Tayybeh’s English-speaking team members make sure to draw attention to the individual strengths of their chefs. At the end of the recent Senses and Serenity dinner — Tayybeh’s largest and most elaborate pop-up to-date — Elwan introduced each woman to the guests. She began by bringing Hasne Shekh, their matriarch, to the front.
Also known as Om Omar (“Mother of Omar”), Shekh is small and shy, the group’s resident kibbeh expert from Aleppo. “Tender, loving, and sensitive,” Elwan said, “she possesses the unique ability to make us cry and laugh at the same time.” She was joined at the podium, as she is in the kitchen, by daughter Heba Najib — one of three of Shekh’s adult children here in Canada (the other four remain in Syria or Turkey). Recently married, Najib is considering scaling back her role with the collective.
Next up was Raghda Hassan from the coastal city of Latakia. In Vancouver for only the last year and a half, she’s known as the “Queen of Diplomacy.” She loves cooking Latakian mloukheya, a dish made from the dried leaves of tossa jute, which, when boiled, produce a texture similar to okra. “Thank you so much,” she said in Arabic, translated by Elwan. “We hope to be better and better every time with you supporting us.”
After Hassan came Maha Almaarabani, tall with dimples and a mischievous smile. She left Damascus for Egypt when the war started, and came to Canada four years later. Elwan described her “wicked sense of humour” and told guests Almaarabani is “impeccably organized. Nobody messes around with her in the kitchen.” Almaarabani specializes in harra’ esbaou, a winter lentil dish. The name translates to “burned finger” because, the story goes, peasants were so eager to eat it, they wouldn’t let it cool down before digging in.
Last came the youngest and newest member of the group — Majida Hamdo — affectionately referred to as “The Diva” for her beauty. Also from Latakia, she is “intuitive, feisty, and takes on some of the most complicated tasks in the kitchen,” according to Elwan. Out of five siblings, she is the only one who came here with her parents. Despite having been in Vancouver for less than two years, Elwan says she “hit the ground running.”

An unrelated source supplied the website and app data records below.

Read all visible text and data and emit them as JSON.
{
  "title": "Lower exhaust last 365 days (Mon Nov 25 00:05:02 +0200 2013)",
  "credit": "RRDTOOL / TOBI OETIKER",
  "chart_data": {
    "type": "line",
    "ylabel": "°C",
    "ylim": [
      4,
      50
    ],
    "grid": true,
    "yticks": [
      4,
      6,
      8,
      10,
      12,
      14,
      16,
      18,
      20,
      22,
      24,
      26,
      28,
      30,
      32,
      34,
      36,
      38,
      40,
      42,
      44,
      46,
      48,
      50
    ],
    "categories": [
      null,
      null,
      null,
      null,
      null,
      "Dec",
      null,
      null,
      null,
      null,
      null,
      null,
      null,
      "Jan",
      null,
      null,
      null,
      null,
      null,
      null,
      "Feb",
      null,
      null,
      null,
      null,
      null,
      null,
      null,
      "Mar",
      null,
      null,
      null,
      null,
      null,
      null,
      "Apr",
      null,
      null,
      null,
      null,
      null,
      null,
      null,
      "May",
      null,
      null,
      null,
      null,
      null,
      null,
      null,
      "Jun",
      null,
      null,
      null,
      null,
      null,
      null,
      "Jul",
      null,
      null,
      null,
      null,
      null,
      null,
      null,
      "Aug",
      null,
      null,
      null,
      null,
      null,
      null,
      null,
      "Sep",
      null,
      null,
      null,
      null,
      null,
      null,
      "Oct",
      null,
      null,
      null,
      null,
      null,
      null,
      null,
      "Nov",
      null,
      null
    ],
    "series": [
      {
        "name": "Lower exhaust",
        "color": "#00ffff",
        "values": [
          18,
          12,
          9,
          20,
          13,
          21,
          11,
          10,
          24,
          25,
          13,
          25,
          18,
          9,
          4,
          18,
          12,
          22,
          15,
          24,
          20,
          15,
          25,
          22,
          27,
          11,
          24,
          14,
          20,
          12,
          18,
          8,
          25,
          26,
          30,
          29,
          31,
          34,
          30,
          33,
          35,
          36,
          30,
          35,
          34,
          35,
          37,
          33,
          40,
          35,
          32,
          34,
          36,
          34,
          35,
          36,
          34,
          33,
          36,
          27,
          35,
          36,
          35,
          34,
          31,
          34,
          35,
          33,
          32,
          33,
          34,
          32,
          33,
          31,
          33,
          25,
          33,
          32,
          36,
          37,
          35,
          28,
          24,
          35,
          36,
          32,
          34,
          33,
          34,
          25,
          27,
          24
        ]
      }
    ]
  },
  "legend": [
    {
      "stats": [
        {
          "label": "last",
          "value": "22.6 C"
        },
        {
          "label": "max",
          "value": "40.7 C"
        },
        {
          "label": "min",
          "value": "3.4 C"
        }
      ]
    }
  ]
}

Hamdo is responsible for Tayybeh’s famous “beehives”: beautiful trays of pull-apart buns filled with fresh white cheese and topped with black sesame seeds. She also thanked the guests: “Every time you come and see us we become happier and happier.”
At the end of the Senses and Serenity dinner, a short film was screened, following a group of Syrian refugee kids looking for a public pool in their new hometown. The film ended with the revelation that the brother of two of the kids — himself still in Syria — had been shot, and may have died.
Elwan reminded the audience that this is a daily reality for the Tayybeh chefs and their families. Three of the women are mothers, and collectively the five Syrians have plenty of grown children, siblings, relatives, and friends back home whose wellbeing is a constant cause for concern. These women know a type of hardship unfathomable to most of their guests.
They also know how to cook. Despite the stress of starting anew while still emotionally connected to war, their resilience has allowed them to thrive through their work. These women are ambitious. These women are kind. And the food they make is delicious.
Recipe: Malfoof salad
This salad is citrusy, tangy, and fresh, and works well as a complement to roasted meats or other rich mains.
- Half a small red cabbage, finely sliced
- Half a small green cabbage, finely sliced
- 2–3 ripe tomatoes, seeds and core removed and sliced into thin wedges
- Large handful fresh mint, finely chopped
- Large handful fresh flat-leaf parsley, coarsely chopped
- Juice of 1 lemon
- 1–2 tablespoons olive oil
- 1–2 tablespoons sumac
- Salt, to taste
Mix all the ingredients together in a large bowl, and let rest for about 10 minutes. Taste, and season further with more mint, oil, lemon juice, sumac, and/or salt, as needed.